■ **SOURCE RECORDS**
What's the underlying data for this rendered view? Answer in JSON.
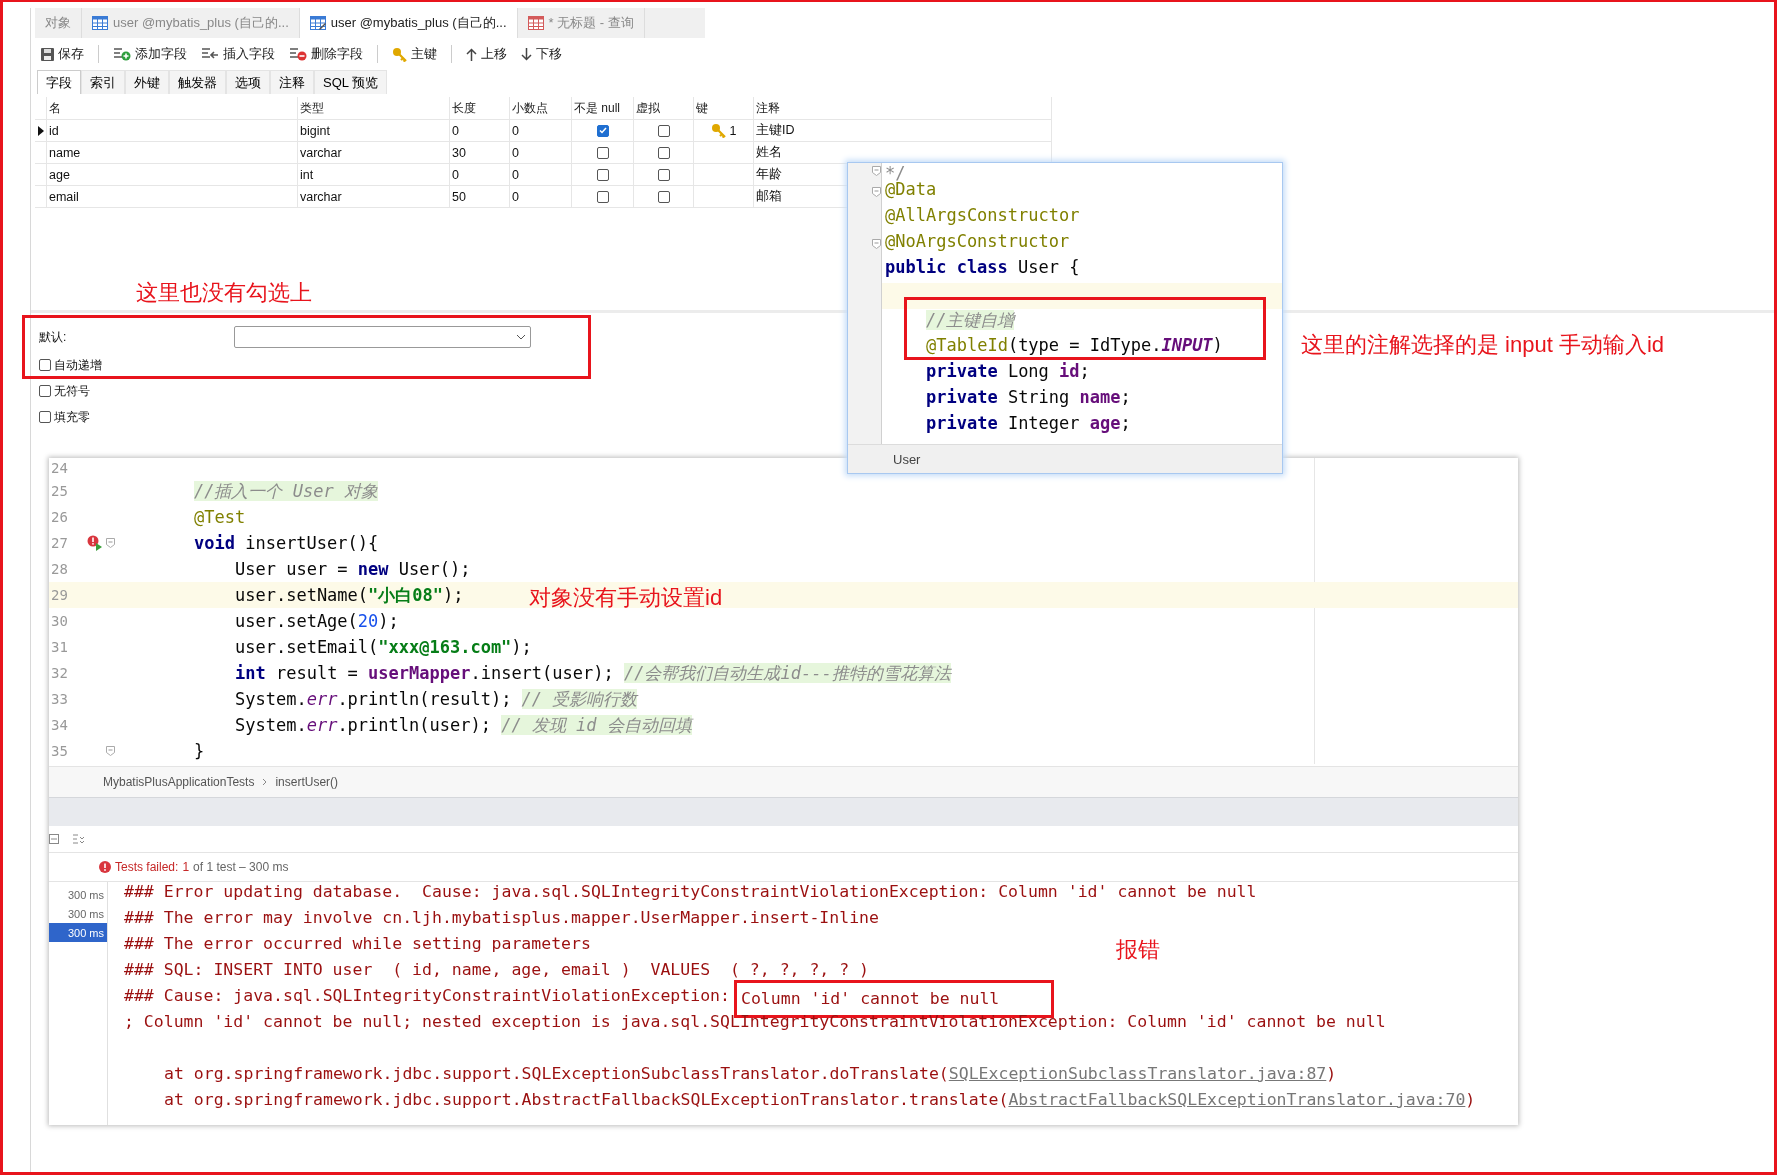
{
  "tabs": [
    {
      "label": "对象",
      "selected": false
    },
    {
      "label": "user @mybatis_plus (自己的...",
      "kind": "table",
      "selected": false
    },
    {
      "label": "user @mybatis_plus (自己的...",
      "kind": "design",
      "selected": true
    },
    {
      "label": "* 无标题 - 查询",
      "kind": "query",
      "selected": false
    }
  ],
  "toolbar": [
    {
      "label": "保存",
      "kind": "save",
      "separator_after": true
    },
    {
      "label": "添加字段",
      "kind": "add",
      "separator_after": false
    },
    {
      "label": "插入字段",
      "kind": "insert",
      "separator_after": false
    },
    {
      "label": "删除字段",
      "kind": "delete",
      "separator_after": true
    },
    {
      "label": "主键",
      "kind": "key",
      "separator_after": true
    },
    {
      "label": "上移",
      "kind": "up",
      "separator_after": false
    },
    {
      "label": "下移",
      "kind": "down",
      "separator_after": false
    }
  ],
  "sub_tabs": [
    {
      "label": "字段",
      "selected": true
    },
    {
      "label": "索引",
      "selected": false
    },
    {
      "label": "外键",
      "selected": false
    },
    {
      "label": "触发器",
      "selected": false
    },
    {
      "label": "选项",
      "selected": false
    },
    {
      "label": "注释",
      "selected": false
    },
    {
      "label": "SQL 预览",
      "selected": false
    }
  ],
  "fields_table": {
    "columns": [
      "名",
      "类型",
      "长度",
      "小数点",
      "不是 null",
      "虚拟",
      "键",
      "注释"
    ],
    "rows": [
      {
        "name": "id",
        "type": "bigint",
        "length": "0",
        "decimals": "0",
        "not_null": true,
        "virtual": false,
        "key": "1",
        "comment": "主键ID",
        "selected": true
      },
      {
        "name": "name",
        "type": "varchar",
        "length": "30",
        "decimals": "0",
        "not_null": false,
        "virtual": false,
        "comment": "姓名",
        "selected": false
      },
      {
        "name": "age",
        "type": "int",
        "length": "0",
        "decimals": "0",
        "not_null": false,
        "virtual": false,
        "comment": "年龄",
        "selected": false
      },
      {
        "name": "email",
        "type": "varchar",
        "length": "50",
        "decimals": "0",
        "not_null": false,
        "virtual": false,
        "comment": "邮箱",
        "selected": false
      }
    ]
  },
  "field_options": {
    "default_label": "默认:",
    "checkboxes": [
      {
        "label": "自动递增",
        "checked": false
      },
      {
        "label": "无符号",
        "checked": false
      },
      {
        "label": "填充零",
        "checked": false
      }
    ]
  },
  "class_popup": {
    "lines": [
      {
        "fold": true,
        "current": false,
        "tokens": [
          {
            "doc": "*/"
          }
        ]
      },
      {
        "fold": true,
        "current": false,
        "tokens": [
          {
            "ann": "@Data"
          }
        ]
      },
      {
        "fold": false,
        "current": false,
        "tokens": [
          {
            "ann": "@AllArgsConstructor"
          }
        ]
      },
      {
        "fold": true,
        "current": false,
        "tokens": [
          {
            "ann": "@NoArgsConstructor"
          }
        ]
      },
      {
        "fold": false,
        "current": false,
        "tokens": [
          {
            "kw": "public class"
          },
          {
            "plain": " User {"
          }
        ],
        "children": [
          {
            "fold": false,
            "current": true
          },
          {
            "fold": false,
            "current": false,
            "tokens": [
              {
                "comment": "//主键自增"
              }
            ]
          },
          {
            "fold": false,
            "current": false,
            "tokens": [
              {
                "ann": "@TableId"
              },
              {
                "plain": "(type = IdType."
              },
              {
                "const": "INPUT"
              },
              {
                "plain": ")"
              }
            ]
          },
          {
            "fold": false,
            "current": false,
            "tokens": [
              {
                "kw": "private"
              },
              {
                "plain": " Long "
              },
              {
                "field": "id"
              },
              {
                "plain": ";"
              }
            ]
          },
          {
            "fold": false,
            "current": false,
            "tokens": [
              {
                "kw": "private"
              },
              {
                "plain": " String "
              },
              {
                "field": "name"
              },
              {
                "plain": ";"
              }
            ]
          },
          {
            "fold": false,
            "current": false,
            "tokens": [
              {
                "kw": "private"
              },
              {
                "plain": " Integer "
              },
              {
                "field": "age"
              },
              {
                "plain": ";"
              }
            ]
          }
        ]
      }
    ],
    "footer": "User"
  },
  "editor": {
    "lines": [
      {
        "number": "24",
        "fold": false,
        "current": false,
        "failed_test": false
      },
      {
        "number": "25",
        "fold": false,
        "current": false,
        "failed_test": false,
        "tokens": [
          {
            "comment": "//插入一个 User 对象"
          }
        ]
      },
      {
        "number": "26",
        "fold": false,
        "current": false,
        "failed_test": false,
        "tokens": [
          {
            "ann": "@Test"
          }
        ]
      },
      {
        "number": "27",
        "fold": true,
        "current": false,
        "failed_test": true,
        "tokens": [
          {
            "kw": "void"
          },
          {
            "plain": " insertUser(){"
          }
        ],
        "children": [
          {
            "number": "28",
            "fold": false,
            "current": false,
            "failed_test": false,
            "tokens": [
              {
                "plain": "User user = "
              },
              {
                "kw": "new"
              },
              {
                "plain": " User();"
              }
            ]
          },
          {
            "number": "29",
            "fold": false,
            "current": true,
            "failed_test": false,
            "tokens": [
              {
                "plain": "user.setName("
              },
              {
                "str": "\"小白08\""
              },
              {
                "plain": ");"
              }
            ]
          },
          {
            "number": "30",
            "fold": false,
            "current": false,
            "failed_test": false,
            "tokens": [
              {
                "plain": "user.setAge("
              },
              {
                "num": "20"
              },
              {
                "plain": ");"
              }
            ]
          },
          {
            "number": "31",
            "fold": false,
            "current": false,
            "failed_test": false,
            "tokens": [
              {
                "plain": "user.setEmail("
              },
              {
                "str": "\"xxx@163.com\""
              },
              {
                "plain": ");"
              }
            ]
          },
          {
            "number": "32",
            "fold": false,
            "current": false,
            "failed_test": false,
            "tokens": [
              {
                "kw": "int"
              },
              {
                "plain": " result = "
              },
              {
                "field": "userMapper"
              },
              {
                "plain": ".insert(user); "
              },
              {
                "comment": "//会帮我们自动生成id---推特的雪花算法"
              }
            ]
          },
          {
            "number": "33",
            "fold": false,
            "current": false,
            "failed_test": false,
            "tokens": [
              {
                "plain": "System."
              },
              {
                "static": "err"
              },
              {
                "plain": ".println(result); "
              },
              {
                "comment": "// 受影响行数"
              }
            ]
          },
          {
            "number": "34",
            "fold": false,
            "current": false,
            "failed_test": false,
            "tokens": [
              {
                "plain": "System."
              },
              {
                "static": "err"
              },
              {
                "plain": ".println(user); "
              },
              {
                "comment": "// 发现 id 会自动回填"
              }
            ]
          }
        ]
      },
      {
        "number": "35",
        "fold": true,
        "current": false,
        "failed_test": false,
        "tokens": [
          {
            "plain": "}"
          }
        ]
      }
    ],
    "breadcrumb": [
      "MybatisPlusApplicationTests",
      "insertUser()"
    ]
  },
  "test_panel": {
    "status": {
      "label": "Tests failed:",
      "count": "1",
      "summary": "of 1 test – 300 ms"
    },
    "durations": [
      {
        "label": "300 ms",
        "selected": false
      },
      {
        "label": "300 ms",
        "selected": false
      },
      {
        "label": "300 ms",
        "selected": true
      }
    ],
    "console": [
      {
        "text": "### Error updating database.  Cause: java.sql.SQLIntegrityConstraintViolationException: Column 'id' cannot be null"
      },
      {
        "text": "### The error may involve cn.ljh.mybatisplus.mapper.UserMapper.insert-Inline"
      },
      {
        "text": "### The error occurred while setting parameters"
      },
      {
        "text": "### SQL: INSERT INTO user  ( id, name, age, email )  VALUES  ( ?, ?, ?, ? )"
      },
      {
        "text": "### Cause: java.sql.SQLIntegrityConstraintViolationException:",
        "boxed": "Column 'id' cannot be null"
      },
      {
        "text": "; Column 'id' cannot be null; nested exception is java.sql.SQLIntegrityConstraintViolationException: Column 'id' cannot be null"
      }
    ],
    "stack_trace": [
      {
        "text": "at org.springframework.jdbc.support.SQLExceptionSubclassTranslator.doTranslate(",
        "link": "SQLExceptionSubclassTranslator.java:87",
        "after": ")"
      },
      {
        "text": "at org.springframework.jdbc.support.AbstractFallbackSQLExceptionTranslator.translate(",
        "link": "AbstractFallbackSQLExceptionTranslator.java:70",
        "after": ")"
      }
    ]
  },
  "notes": [
    {
      "text": "这里也没有勾选上"
    },
    {
      "text": "这里的注解选择的是 input 手动输入id"
    },
    {
      "text": "对象没有手动设置id"
    },
    {
      "text": "报错"
    }
  ]
}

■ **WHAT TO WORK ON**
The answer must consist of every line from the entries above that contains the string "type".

■ **ANSWER SECTION**
        "type": "bigint",
        "type": "varchar",
        "type": "int",
        "type": "varchar",
                "plain": "(type = IdType."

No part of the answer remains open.